Typical symptoms of Epstein-Barr infections, commonly known as mononucleosis, include swollen neck glands, muscle aches, fever, sore throat and rash, according to WebMD. Inappetence and fatigue are often present. The spleen and liver may be enlarged, and the tonsils may have pale discolorations.
Blood tests are used to determine if antibodies or white blood cells are present, indicating the individual’s immune system is attempting to fight off the virus, states WebMD. The fatigue caused by mononucleosis may last for months, although the individual usually feels better within a month. In rare cases, the Epstein-Barr virus causes Guillain-Barre syndrome; Burkitt's lymphoma; certain cancers of the nose and throat; and diarrhea and ear infections in children.

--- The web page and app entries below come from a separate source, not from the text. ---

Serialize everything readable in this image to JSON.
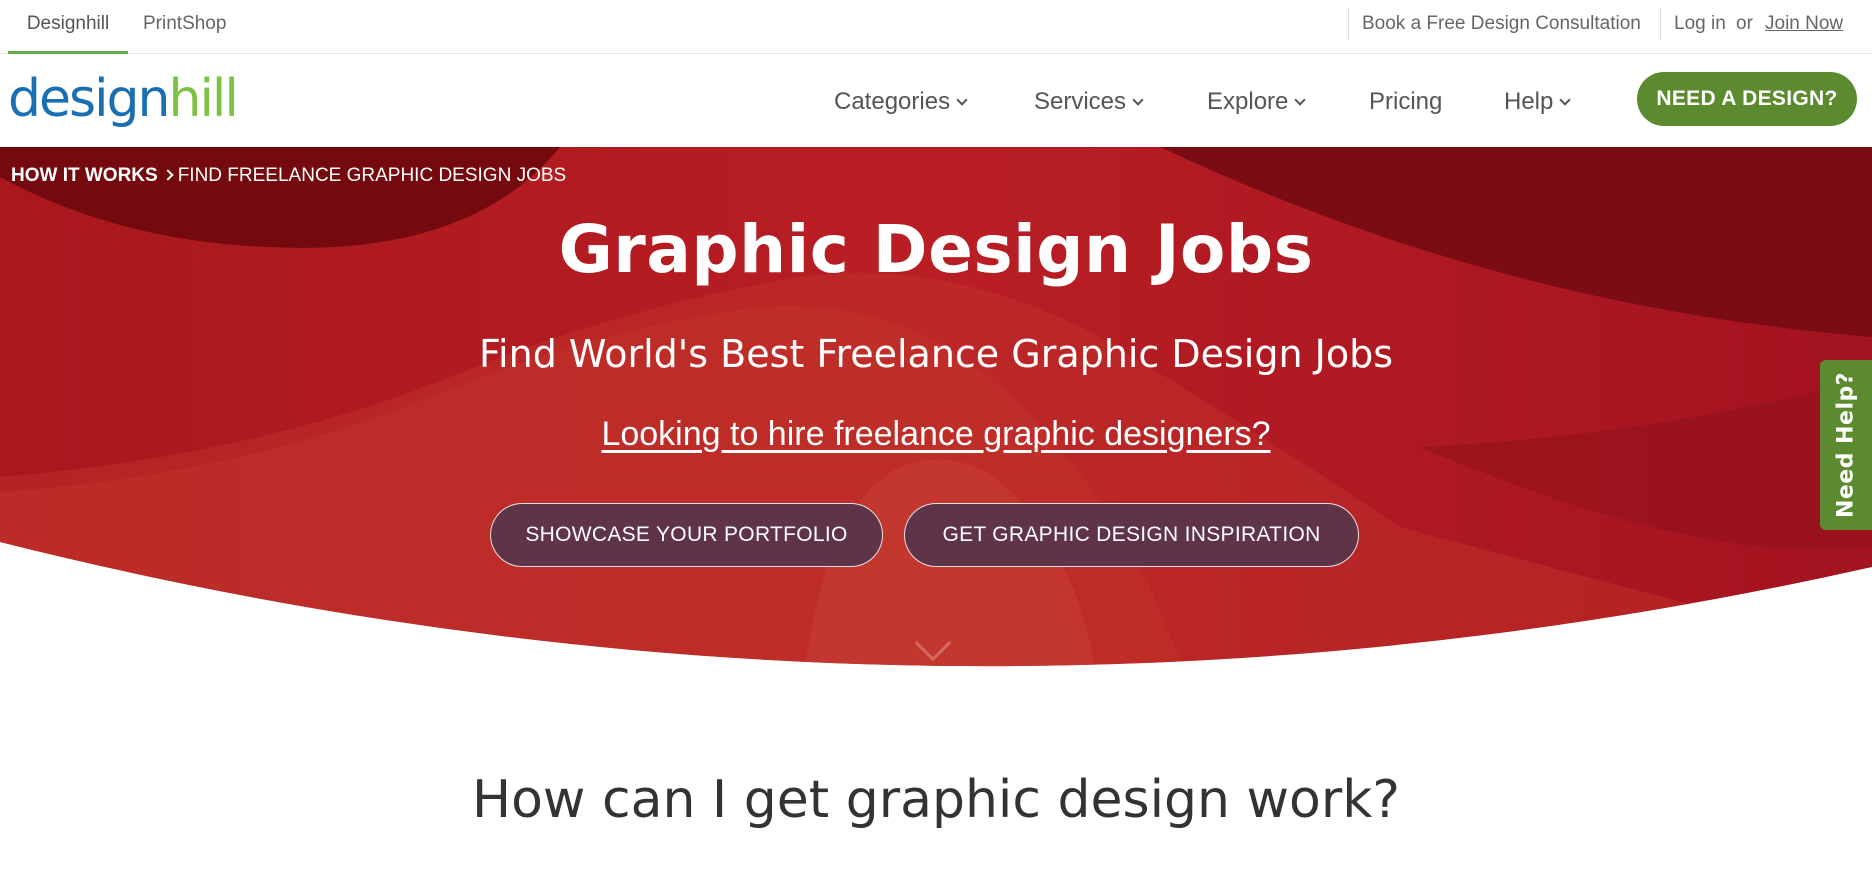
{
  "topbar": {
    "tabs": [
      {
        "label": "Designhill",
        "active": true
      },
      {
        "label": "PrintShop",
        "active": false
      }
    ],
    "consultation_link": "Book a Free Design Consultation",
    "login_link": "Log in",
    "or_text": "or",
    "join_link": "Join Now"
  },
  "header": {
    "logo": {
      "part1": "design",
      "part2": "hill"
    },
    "nav": [
      {
        "label": "Categories",
        "has_dropdown": true
      },
      {
        "label": "Services",
        "has_dropdown": true
      },
      {
        "label": "Explore",
        "has_dropdown": true
      },
      {
        "label": "Pricing",
        "has_dropdown": false
      },
      {
        "label": "Help",
        "has_dropdown": true
      }
    ],
    "cta_label": "NEED A DESIGN?"
  },
  "hero": {
    "breadcrumb": {
      "home": "HOW IT WORKS",
      "current": "FIND FREELANCE GRAPHIC DESIGN JOBS"
    },
    "title": "Graphic Design Jobs",
    "subtitle": "Find World's Best Freelance Graphic Design Jobs",
    "hire_link": "Looking to hire freelance graphic designers?",
    "buttons": [
      {
        "label": "SHOWCASE YOUR PORTFOLIO"
      },
      {
        "label": "GET GRAPHIC DESIGN INSPIRATION"
      }
    ],
    "scroll_icon": "chevron-down-icon"
  },
  "help_tab": {
    "label": "Need Help?"
  },
  "main": {
    "section_heading": "How can I get graphic design work?"
  },
  "colors": {
    "brand_green": "#5b8a2f",
    "brand_blue": "#1a6fb3",
    "hero_red": "#b5191f",
    "button_plum": "#5f3448",
    "tab_active_underline": "#6aa84f"
  }
}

Epstein-Barr virus is contained in saliva and spread between an infected individual and others who share items contaminated with the virus-laden saliva, explains WebMD. It can also be transmitted during an organ transplant, blood transfusion and sexual intercourse. Many people have the Epstein-Barr virus but are asymptomatic. Because the virus remains in the blood long after an infected person recovers, the contagious factors are still operative, and it is possible to transmit the virus while showing no symptoms of an active infection. No medicinal cure exists for mononucleosis. Rest, hydration and painkillers are the recommended treatments for easing symptoms.